Infant mental health describes the social and emotional wellbeing and development of children in the earliest years of life.
Sensitive, responsive and trusted relationships are fundamental to infant mental health. Parents and caregivers help babies to learn how to experience, manage and express their emotions, and to feel safe to explore the world. Because the first 1001 days are a period of rapid development, early experiences affect not only babies’ emotional wellbeing now but also influences how their bodies and brains develop. Although children’s futures are not determined by the age of two, severe and persistent problems in early relationships and emotional development can have pervasive and lifelong impacts on a range of outcomes.
It’s very important to promote emotional wellbeing and development and to provide support to families if they experience difficulties in parent-infant relationships.
Good infant mental health:

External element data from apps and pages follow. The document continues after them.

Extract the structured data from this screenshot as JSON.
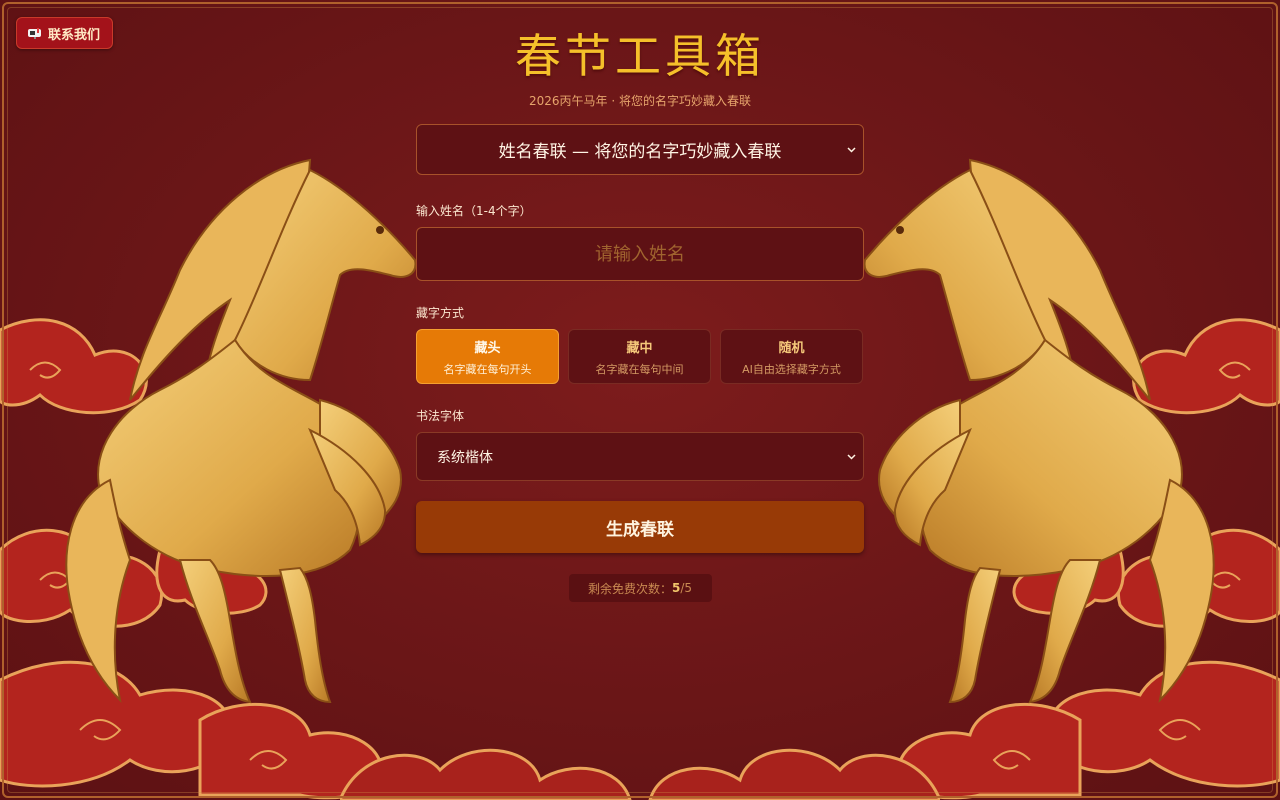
{
  "contact_button": {
    "label": "联系我们",
    "icon": "mailbox-icon"
  },
  "header": {
    "title": "春节工具箱",
    "subtitle": "2026丙午马年 · 将您的名字巧妙藏入春联"
  },
  "tool_select": {
    "value": "姓名春联 — 将您的名字巧妙藏入春联"
  },
  "name_field": {
    "label": "输入姓名（1-4个字）",
    "placeholder": "请输入姓名",
    "value": ""
  },
  "hide_mode": {
    "label": "藏字方式",
    "options": [
      {
        "title": "藏头",
        "desc": "名字藏在每句开头",
        "selected": true
      },
      {
        "title": "藏中",
        "desc": "名字藏在每句中间",
        "selected": false
      },
      {
        "title": "随机",
        "desc": "AI自由选择藏字方式",
        "selected": false
      }
    ]
  },
  "font_field": {
    "label": "书法字体",
    "value": "系统楷体"
  },
  "generate_button": {
    "label": "生成春联"
  },
  "quota": {
    "prefix": "剩余免费次数：",
    "remaining": "5",
    "total": "/5"
  },
  "colors": {
    "background": "#6a1416",
    "title_gold": "#f5c02a",
    "active_orange": "#e67a06",
    "button_brown": "#983a06",
    "horse_gold": "#e0aa4a",
    "cloud_red": "#b8261f"
  }
}
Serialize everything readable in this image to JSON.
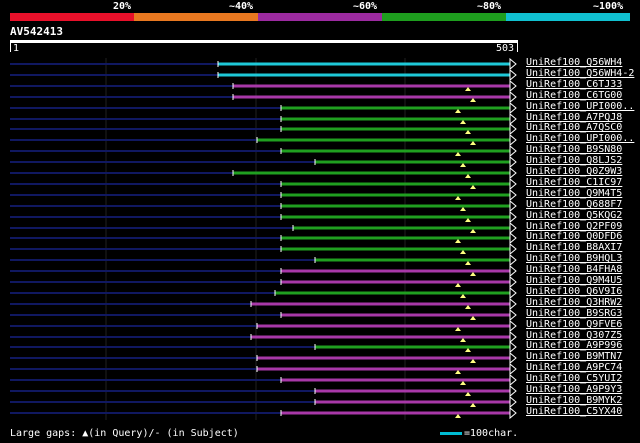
{
  "legend": {
    "labels": [
      "20%",
      "~40%",
      "~60%",
      "~80%",
      "~100%"
    ],
    "colors": [
      "#e8102a",
      "#e87820",
      "#9c2aa0",
      "#1e9e1e",
      "#10c0d0"
    ]
  },
  "query": {
    "name": "AV542413",
    "start": "1",
    "end": "503"
  },
  "colors": {
    "cyan": "#1ec8d8",
    "magenta": "#a838a8",
    "green": "#20a020",
    "query_line": "#101860"
  },
  "hits": [
    {
      "label": "UniRef100_Q56WH4",
      "color": "cyan"
    },
    {
      "label": "UniRef100_Q56WH4-2",
      "color": "cyan"
    },
    {
      "label": "UniRef100_C6TJ33",
      "color": "magenta"
    },
    {
      "label": "UniRef100_C6TG00",
      "color": "magenta"
    },
    {
      "label": "UniRef100_UPI000..",
      "color": "green"
    },
    {
      "label": "UniRef100_A7PQJ8",
      "color": "green"
    },
    {
      "label": "UniRef100_A7QSC0",
      "color": "green"
    },
    {
      "label": "UniRef100_UPI000..",
      "color": "green"
    },
    {
      "label": "UniRef100_B9SN80",
      "color": "green"
    },
    {
      "label": "UniRef100_Q8LJS2",
      "color": "green"
    },
    {
      "label": "UniRef100_Q0Z9W3",
      "color": "green"
    },
    {
      "label": "UniRef100_C1IC97",
      "color": "green"
    },
    {
      "label": "UniRef100_Q9M4T5",
      "color": "green"
    },
    {
      "label": "UniRef100_Q688F7",
      "color": "green"
    },
    {
      "label": "UniRef100_Q5KQG2",
      "color": "green"
    },
    {
      "label": "UniRef100_Q2PF09",
      "color": "green"
    },
    {
      "label": "UniRef100_Q0DFD6",
      "color": "green"
    },
    {
      "label": "UniRef100_B8AXI7",
      "color": "green"
    },
    {
      "label": "UniRef100_B9HQL3",
      "color": "green"
    },
    {
      "label": "UniRef100_B4FHA8",
      "color": "magenta"
    },
    {
      "label": "UniRef100_Q9M4U5",
      "color": "magenta"
    },
    {
      "label": "UniRef100_Q6V9I6",
      "color": "green"
    },
    {
      "label": "UniRef100_Q3HRW2",
      "color": "magenta"
    },
    {
      "label": "UniRef100_B9SRG3",
      "color": "magenta"
    },
    {
      "label": "UniRef100_Q9FVE6",
      "color": "magenta"
    },
    {
      "label": "UniRef100_Q307Z5",
      "color": "magenta"
    },
    {
      "label": "UniRef100_A9P996",
      "color": "green"
    },
    {
      "label": "UniRef100_B9MTN7",
      "color": "magenta"
    },
    {
      "label": "UniRef100_A9PC74",
      "color": "magenta"
    },
    {
      "label": "UniRef100_C5YUI2",
      "color": "magenta"
    },
    {
      "label": "UniRef100_A9P9Y3",
      "color": "magenta"
    },
    {
      "label": "UniRef100_B9MYK2",
      "color": "magenta"
    },
    {
      "label": "UniRef100_C5YX40",
      "color": "magenta"
    }
  ],
  "footer": {
    "large_gaps": "Large gaps: ▲(in Query)/- (in Subject)",
    "scale_label": "=100char."
  }
}
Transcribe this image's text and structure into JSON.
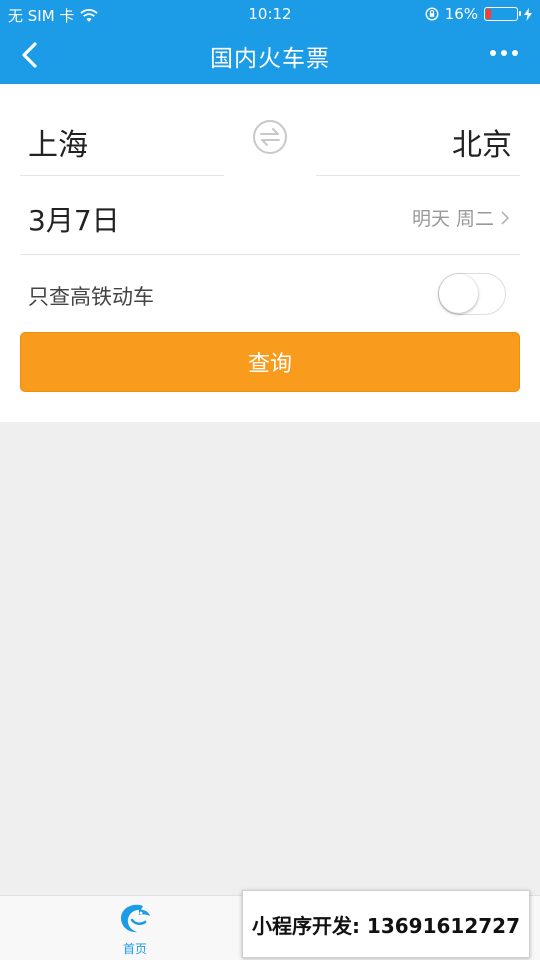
{
  "status_bar": {
    "carrier": "无 SIM 卡",
    "time": "10:12",
    "battery": "16%",
    "battery_level": 0.16
  },
  "nav": {
    "title": "国内火车票"
  },
  "search": {
    "from_station": "上海",
    "to_station": "北京",
    "date": "3月7日",
    "day_info": "明天 周二",
    "high_speed_label": "只查高铁动车",
    "high_speed_on": false,
    "query_button": "查询"
  },
  "tabbar": {
    "home_label": "首页"
  },
  "promo": {
    "text": "小程序开发: 13691612727"
  },
  "colors": {
    "primary": "#1c9be6",
    "accent": "#f99b1c",
    "background": "#efefef"
  },
  "icons": {
    "back": "chevron-left-icon",
    "more": "more-icon",
    "swap": "swap-icon",
    "chevron": "chevron-right-icon",
    "wifi": "wifi-icon",
    "lock": "rotation-lock-icon",
    "charging": "charging-icon",
    "home": "dolphin-logo-icon"
  }
}
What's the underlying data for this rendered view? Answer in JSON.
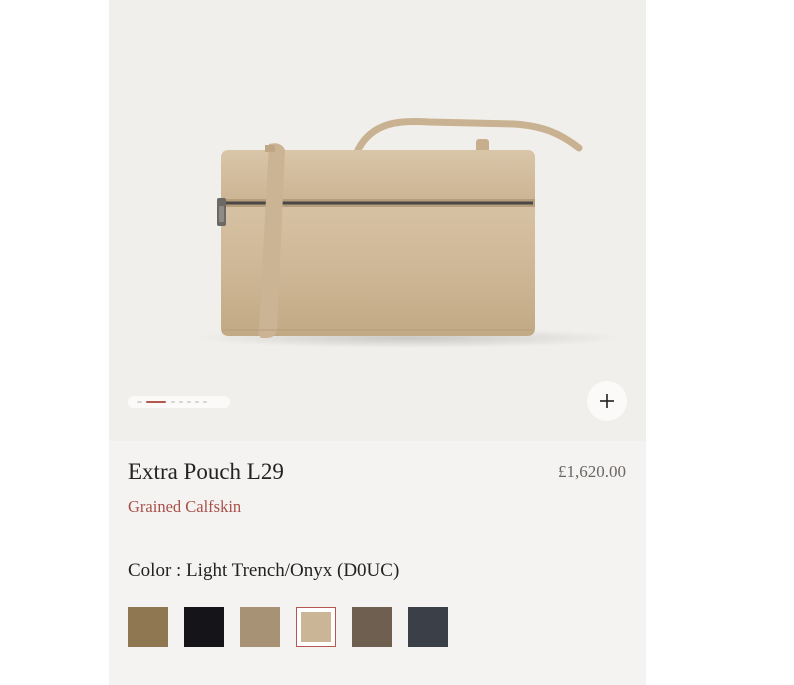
{
  "product": {
    "name": "Extra Pouch L29",
    "material": "Grained Calfskin",
    "price": "£1,620.00",
    "color_label": "Color : Light Trench/Onyx (D0UC)"
  },
  "gallery": {
    "image_subject": "Extra Pouch L29 in Light Trench",
    "zoom_icon": "plus-icon",
    "slide_count": 7,
    "active_slide": 2
  },
  "swatches": [
    {
      "name": "swatch-1",
      "color": "#8f7752",
      "selected": false
    },
    {
      "name": "swatch-2",
      "color": "#151418",
      "selected": false
    },
    {
      "name": "swatch-3",
      "color": "#a89276",
      "selected": false
    },
    {
      "name": "swatch-4",
      "color": "#cbb597",
      "selected": true
    },
    {
      "name": "swatch-5",
      "color": "#6f5f50",
      "selected": false
    },
    {
      "name": "swatch-6",
      "color": "#3b4048",
      "selected": false
    }
  ],
  "colors": {
    "accent": "#b4574e",
    "material_text": "#a8504a",
    "card_background": "#f5f3f1"
  }
}
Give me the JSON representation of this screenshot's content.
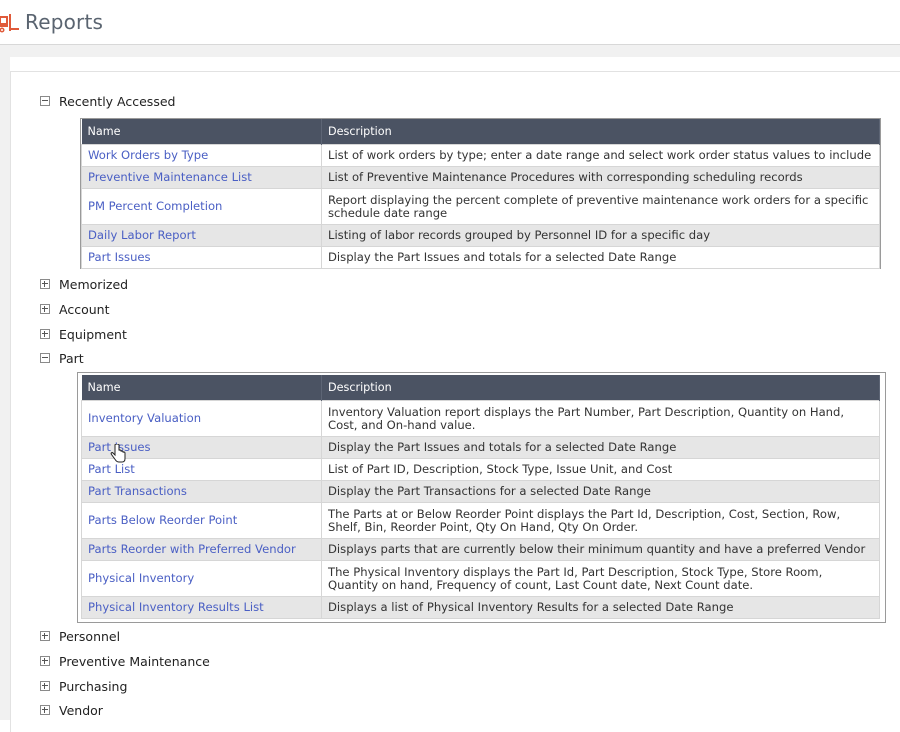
{
  "header": {
    "title": "Reports",
    "logo_icon": "forklift-icon",
    "accent": "#e05a3a"
  },
  "sections": [
    {
      "label": "Recently Accessed",
      "expanded": true
    },
    {
      "label": "Memorized",
      "expanded": false
    },
    {
      "label": "Account",
      "expanded": false
    },
    {
      "label": "Equipment",
      "expanded": false
    },
    {
      "label": "Part",
      "expanded": true
    },
    {
      "label": "Personnel",
      "expanded": false
    },
    {
      "label": "Preventive Maintenance",
      "expanded": false
    },
    {
      "label": "Purchasing",
      "expanded": false
    },
    {
      "label": "Vendor",
      "expanded": false
    }
  ],
  "table_headers": {
    "name": "Name",
    "description": "Description"
  },
  "recently_accessed": [
    {
      "name": "Work Orders by Type",
      "description": "List of work orders by type; enter a date range and select work order status values to include"
    },
    {
      "name": "Preventive Maintenance List",
      "description": "List of Preventive Maintenance Procedures with corresponding scheduling records"
    },
    {
      "name": "PM Percent Completion",
      "description": "Report displaying the percent complete of preventive maintenance work orders for a specific schedule date range"
    },
    {
      "name": "Daily Labor Report",
      "description": "Listing of labor records grouped by Personnel ID for a specific day"
    },
    {
      "name": "Part Issues",
      "description": "Display the Part Issues and totals for a selected Date Range"
    }
  ],
  "part_reports": [
    {
      "name": "Inventory Valuation",
      "description": "Inventory Valuation report displays the Part Number, Part Description, Quantity on Hand, Cost, and On-hand value."
    },
    {
      "name": "Part Issues",
      "description": "Display the Part Issues and totals for a selected Date Range"
    },
    {
      "name": "Part List",
      "description": "List of Part ID, Description, Stock Type, Issue Unit, and Cost"
    },
    {
      "name": "Part Transactions",
      "description": "Display the Part Transactions for a selected Date Range"
    },
    {
      "name": "Parts Below Reorder Point",
      "description": "The Parts at or Below Reorder Point displays the Part Id, Description, Cost, Section, Row, Shelf, Bin, Reorder Point, Qty On Hand, Qty On Order."
    },
    {
      "name": "Parts Reorder with Preferred Vendor",
      "description": "Displays parts that are currently below their minimum quantity and have a preferred Vendor"
    },
    {
      "name": "Physical Inventory",
      "description": "The Physical Inventory displays the Part Id, Part Description, Stock Type, Store Room, Quantity on hand, Frequency of count, Last Count date, Next Count date."
    },
    {
      "name": "Physical Inventory Results List",
      "description": "Displays a list of Physical Inventory Results for a selected Date Range"
    }
  ]
}
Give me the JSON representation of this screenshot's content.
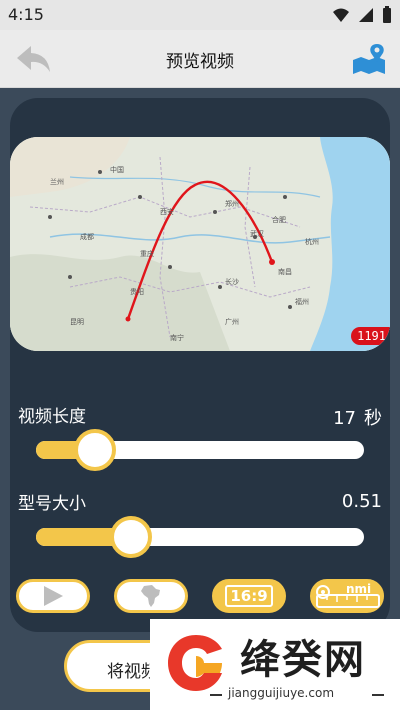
{
  "status_bar": {
    "time": "4:15"
  },
  "app_bar": {
    "title": "预览视频"
  },
  "map": {
    "count_badge": "1191",
    "labels": [
      "中国",
      "长沙",
      "武汉",
      "南昌",
      "重庆",
      "贵阳",
      "南宁",
      "成都",
      "西安",
      "郑州",
      "合肥",
      "杭州",
      "福州",
      "广州",
      "兰州",
      "昆明"
    ]
  },
  "video_length": {
    "label": "视频长度",
    "value": "17",
    "unit": "秒",
    "fraction": 0.18
  },
  "model_size": {
    "label": "型号大小",
    "value": "0.51",
    "fraction": 0.29
  },
  "mode_buttons": [
    {
      "name": "play",
      "active": false
    },
    {
      "name": "africa-map",
      "active": false
    },
    {
      "name": "ratio",
      "text": "16:9",
      "active": true
    },
    {
      "name": "distance-unit",
      "text": "nmi",
      "active": true
    }
  ],
  "export_button": {
    "label": "将视频"
  },
  "watermark": {
    "title": "绛癸网",
    "url": "jiangguijiuye.com"
  },
  "colors": {
    "accent": "#f3c64a",
    "panel": "#263443",
    "background": "#3b4a5a",
    "route": "#e0151b"
  }
}
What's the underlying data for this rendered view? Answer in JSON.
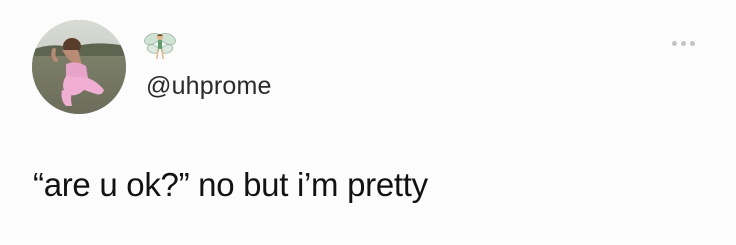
{
  "tweet": {
    "avatar_icon": "profile-photo",
    "name_emoji_icon": "fairy-emoji",
    "handle": "@uhprome",
    "more_icon": "ellipsis-icon",
    "text": "“are u ok?” no but i’m pretty"
  }
}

- enables young children to feel safe and secure, ready to play, explore and learn as they enter early education and school;
- increases the chances of babies achieving their potential in later life and contributing to society and the economy as adults;
- lays the groundwork for children’s ongoing social and emotional development, including resilience and adaptability – key competencies that will help them to thrive;
- helps children to develop behavioural and physiological regulation which are linked to lifelong physical and mental health and wellbeing;
- gives babies the skills to form trusting relationships which are essential for living a healthy and fulfilling life.
Good infant mental health promotes positive outcomes throughout a person’s life and influences how they parent their own children. Investing in infant mental health pays dividends for generations to come.
Learn more about infant mental health awareness week at parentinfantfoundation.org.uk/our-work/imhaw